* **Directions for this task**: Look through the listing below and say how many lines contain the word "JSON". Nothing else belongs in the reply.
-----
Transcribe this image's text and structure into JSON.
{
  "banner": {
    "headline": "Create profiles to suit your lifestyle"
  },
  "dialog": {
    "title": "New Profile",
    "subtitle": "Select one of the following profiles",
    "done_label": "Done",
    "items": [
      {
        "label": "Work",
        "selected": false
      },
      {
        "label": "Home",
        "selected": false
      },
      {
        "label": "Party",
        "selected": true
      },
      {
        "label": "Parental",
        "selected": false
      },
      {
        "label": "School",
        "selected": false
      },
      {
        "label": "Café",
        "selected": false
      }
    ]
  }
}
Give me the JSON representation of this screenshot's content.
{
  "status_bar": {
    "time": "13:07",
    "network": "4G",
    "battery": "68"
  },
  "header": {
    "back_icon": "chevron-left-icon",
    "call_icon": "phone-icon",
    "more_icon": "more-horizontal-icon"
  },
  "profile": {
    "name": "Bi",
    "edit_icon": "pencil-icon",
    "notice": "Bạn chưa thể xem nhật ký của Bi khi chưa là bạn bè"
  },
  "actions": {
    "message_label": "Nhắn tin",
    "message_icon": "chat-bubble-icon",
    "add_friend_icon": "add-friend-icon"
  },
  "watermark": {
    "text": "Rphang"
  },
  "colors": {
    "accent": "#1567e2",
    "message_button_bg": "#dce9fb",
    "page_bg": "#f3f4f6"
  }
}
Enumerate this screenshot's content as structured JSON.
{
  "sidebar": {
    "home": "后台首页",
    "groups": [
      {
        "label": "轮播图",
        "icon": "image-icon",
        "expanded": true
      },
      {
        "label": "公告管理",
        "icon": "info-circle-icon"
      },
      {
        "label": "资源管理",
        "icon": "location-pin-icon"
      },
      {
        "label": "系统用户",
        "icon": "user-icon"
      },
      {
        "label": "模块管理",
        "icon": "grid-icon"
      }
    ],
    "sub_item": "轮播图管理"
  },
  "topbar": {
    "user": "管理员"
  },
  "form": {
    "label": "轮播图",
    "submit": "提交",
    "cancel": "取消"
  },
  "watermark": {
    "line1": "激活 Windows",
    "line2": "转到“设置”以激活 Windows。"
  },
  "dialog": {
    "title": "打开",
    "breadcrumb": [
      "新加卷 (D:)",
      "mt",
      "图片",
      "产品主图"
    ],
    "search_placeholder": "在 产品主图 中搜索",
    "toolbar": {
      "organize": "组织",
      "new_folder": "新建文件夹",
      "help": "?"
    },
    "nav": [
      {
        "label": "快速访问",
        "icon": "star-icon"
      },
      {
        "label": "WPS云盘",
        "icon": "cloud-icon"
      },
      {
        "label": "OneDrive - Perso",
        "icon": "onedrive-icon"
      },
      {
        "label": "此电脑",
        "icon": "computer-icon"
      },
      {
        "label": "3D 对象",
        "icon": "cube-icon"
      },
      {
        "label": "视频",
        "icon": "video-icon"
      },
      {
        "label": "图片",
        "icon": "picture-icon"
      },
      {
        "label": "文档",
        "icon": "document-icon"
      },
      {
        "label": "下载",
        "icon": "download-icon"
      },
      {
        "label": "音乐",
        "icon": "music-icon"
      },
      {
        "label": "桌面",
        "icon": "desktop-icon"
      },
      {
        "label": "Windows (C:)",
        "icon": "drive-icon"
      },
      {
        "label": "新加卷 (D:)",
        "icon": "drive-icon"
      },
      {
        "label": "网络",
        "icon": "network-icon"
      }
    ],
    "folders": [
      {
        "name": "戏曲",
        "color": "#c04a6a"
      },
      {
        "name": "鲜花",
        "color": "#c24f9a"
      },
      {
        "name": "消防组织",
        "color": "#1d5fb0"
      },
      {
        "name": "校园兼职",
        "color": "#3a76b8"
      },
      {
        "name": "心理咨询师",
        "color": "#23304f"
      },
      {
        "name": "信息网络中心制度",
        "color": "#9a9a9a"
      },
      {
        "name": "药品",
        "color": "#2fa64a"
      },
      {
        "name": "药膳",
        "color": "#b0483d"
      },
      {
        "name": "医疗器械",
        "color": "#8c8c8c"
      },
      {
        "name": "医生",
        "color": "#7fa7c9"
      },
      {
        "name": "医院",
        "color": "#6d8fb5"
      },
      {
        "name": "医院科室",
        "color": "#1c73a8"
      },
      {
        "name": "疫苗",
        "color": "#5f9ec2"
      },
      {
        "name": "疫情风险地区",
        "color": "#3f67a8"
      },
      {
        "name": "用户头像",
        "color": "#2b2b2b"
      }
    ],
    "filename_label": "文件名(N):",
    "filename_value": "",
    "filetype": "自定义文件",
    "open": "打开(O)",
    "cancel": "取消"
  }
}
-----
* **Completed exercise**: 3